Guardians Of The Galaxy star Gillan is Liusaidh, a 24 year old Inverness girl, whose bleak outlook on life has trapped her in a rut of unfulfilled potential and mundane routine: she still lives at home, she works in the cheese counter of her local supermarket, she goes to the pub, has sex with random strangers and always eats chips on the way home.

In 2013, in her first post-Doctor Who role, Gillan played Jane Lockhart in Scottish rom-com, Not Another Happy Ending. In many ways, The Party’s Just Beginning is that film’s wayward, drug and drink-ravaged younger sister. This is further evidenced from the fact that she has teamed up again with Ending’s producer, Claire Mundell and production company, Synchronicity Films.

Where Ending was light, fun and hopeful, Party is stark, bleak and unforgiving. Influences of movies such as Trainspotting are evident (particularly in the film’s colourful opening monologue) but while the film never quite reaches the heights of the adventures of Begbie and co, it does hit the right emotional punches and make for a genuinely moving study of grief, guilt and human loss.

As a director, Gillan commands the screen with artistic and visual flair. The gritty subject matter is dealt with sensitively yet artistically, as Liusaidh experiences flashbacks that lead to the events of her best friend, Matthew (Matthew Beard) taking his own life.

Her experiences, both in front of, and behind the camera have given Gillan a rich tapestry with which to play with, and the juxtaposition created here makes for a beautiful, if dark, piece of cinema. What Party does with great ease is showcase Gillan’s potential as a director, in a time where the cinematic landscape is crying out for compelling female voices behind the camera. She, rather proudly, carves Inverness into almost another film character, rather than location, and as a director, drives strong performances from her cast (which includes her Guardians co-star Lee Pace and Two Doors Down comedienne Rachel Jackson).
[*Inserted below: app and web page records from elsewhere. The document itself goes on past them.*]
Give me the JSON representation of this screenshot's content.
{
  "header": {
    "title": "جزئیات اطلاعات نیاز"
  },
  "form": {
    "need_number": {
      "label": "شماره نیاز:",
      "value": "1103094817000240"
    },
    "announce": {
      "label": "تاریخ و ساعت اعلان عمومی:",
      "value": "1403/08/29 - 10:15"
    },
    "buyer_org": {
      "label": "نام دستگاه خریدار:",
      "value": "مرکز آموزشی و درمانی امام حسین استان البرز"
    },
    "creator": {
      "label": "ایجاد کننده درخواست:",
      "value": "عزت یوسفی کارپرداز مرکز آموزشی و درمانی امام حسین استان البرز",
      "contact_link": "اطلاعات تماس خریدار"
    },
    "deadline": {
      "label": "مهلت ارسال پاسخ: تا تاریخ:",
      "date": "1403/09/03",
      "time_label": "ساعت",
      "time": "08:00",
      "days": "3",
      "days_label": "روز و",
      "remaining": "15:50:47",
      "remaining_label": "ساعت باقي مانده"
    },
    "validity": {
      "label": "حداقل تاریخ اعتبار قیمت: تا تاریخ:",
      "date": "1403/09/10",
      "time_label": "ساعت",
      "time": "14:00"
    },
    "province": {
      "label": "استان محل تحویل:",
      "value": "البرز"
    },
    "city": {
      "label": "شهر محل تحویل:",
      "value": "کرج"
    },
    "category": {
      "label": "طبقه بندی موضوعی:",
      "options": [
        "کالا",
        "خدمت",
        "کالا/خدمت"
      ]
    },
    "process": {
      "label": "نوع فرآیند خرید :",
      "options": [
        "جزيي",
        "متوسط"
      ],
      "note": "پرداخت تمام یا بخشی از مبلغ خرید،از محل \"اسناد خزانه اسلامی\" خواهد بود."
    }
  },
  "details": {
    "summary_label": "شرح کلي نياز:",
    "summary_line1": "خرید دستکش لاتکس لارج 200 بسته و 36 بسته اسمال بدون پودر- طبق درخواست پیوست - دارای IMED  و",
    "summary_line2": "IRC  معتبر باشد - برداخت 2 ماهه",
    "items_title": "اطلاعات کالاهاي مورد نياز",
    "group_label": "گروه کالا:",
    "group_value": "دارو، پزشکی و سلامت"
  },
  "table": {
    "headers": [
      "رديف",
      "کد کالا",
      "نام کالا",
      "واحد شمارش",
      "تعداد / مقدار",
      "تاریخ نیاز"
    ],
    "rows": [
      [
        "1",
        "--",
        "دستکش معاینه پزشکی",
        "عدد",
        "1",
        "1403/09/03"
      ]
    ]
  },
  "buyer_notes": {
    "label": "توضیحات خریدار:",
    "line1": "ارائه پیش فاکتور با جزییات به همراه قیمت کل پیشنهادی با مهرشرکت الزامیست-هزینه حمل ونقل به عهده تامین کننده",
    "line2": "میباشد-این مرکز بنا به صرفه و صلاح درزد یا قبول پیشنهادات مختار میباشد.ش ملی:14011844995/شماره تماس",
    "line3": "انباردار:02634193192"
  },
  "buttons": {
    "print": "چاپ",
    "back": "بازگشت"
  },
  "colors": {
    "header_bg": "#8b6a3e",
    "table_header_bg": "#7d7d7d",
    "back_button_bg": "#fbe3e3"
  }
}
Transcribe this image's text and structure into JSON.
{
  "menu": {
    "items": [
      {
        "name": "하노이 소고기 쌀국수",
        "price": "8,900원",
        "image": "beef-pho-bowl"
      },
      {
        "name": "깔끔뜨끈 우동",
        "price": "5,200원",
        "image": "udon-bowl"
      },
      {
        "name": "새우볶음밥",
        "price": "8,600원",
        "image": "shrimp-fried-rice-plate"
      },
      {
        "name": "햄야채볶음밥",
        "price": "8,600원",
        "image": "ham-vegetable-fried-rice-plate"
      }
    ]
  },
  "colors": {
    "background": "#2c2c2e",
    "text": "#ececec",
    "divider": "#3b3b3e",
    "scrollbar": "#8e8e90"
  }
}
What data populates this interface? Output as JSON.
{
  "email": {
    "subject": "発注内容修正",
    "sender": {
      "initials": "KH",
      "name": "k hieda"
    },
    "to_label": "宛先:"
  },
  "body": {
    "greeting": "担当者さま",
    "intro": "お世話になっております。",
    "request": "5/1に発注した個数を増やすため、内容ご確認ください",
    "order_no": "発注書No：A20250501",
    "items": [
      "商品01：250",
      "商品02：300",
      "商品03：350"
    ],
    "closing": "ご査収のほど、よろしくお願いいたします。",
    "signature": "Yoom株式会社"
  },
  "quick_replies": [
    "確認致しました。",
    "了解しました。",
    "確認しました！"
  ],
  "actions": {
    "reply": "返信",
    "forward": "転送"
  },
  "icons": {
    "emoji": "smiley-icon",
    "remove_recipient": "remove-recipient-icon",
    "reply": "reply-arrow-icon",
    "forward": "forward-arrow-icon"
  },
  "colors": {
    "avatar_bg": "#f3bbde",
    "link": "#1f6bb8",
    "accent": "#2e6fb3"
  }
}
There is no doubt that the film is ambitious, although it perhaps tries to cover too many themes. In the short space of 80 minutes we have parental, marital and domestic disillusionment, sexual and gender identity issues, drug and alcohol abuse, casual sex, rape and the banality of a 9 to 5 lifestyle. One plot that did really get this reviewer a little teary-eyed was a friendship Liusaidh strikes up with an elderly gentleman who calls her house by mistake, thinking it’s a helpline. The exchanges are so human and poignant, leading to a wonderfully sad, yet endearing closure in the film’s final minutes.

Ultimately though, it is the central partnership and believable friendship of Liusaidh and Matthew that really drives the film and emotionally anchors it for the viewer

The Party’s Just Beginning is a very good directorial debut for Gillan, sparkling with promise, raw emotion and moments of edgy, satirical humour. While it has its issues, it is a fine showcase for all involved and a strong start for Karen Gillan’s blooming directorial career.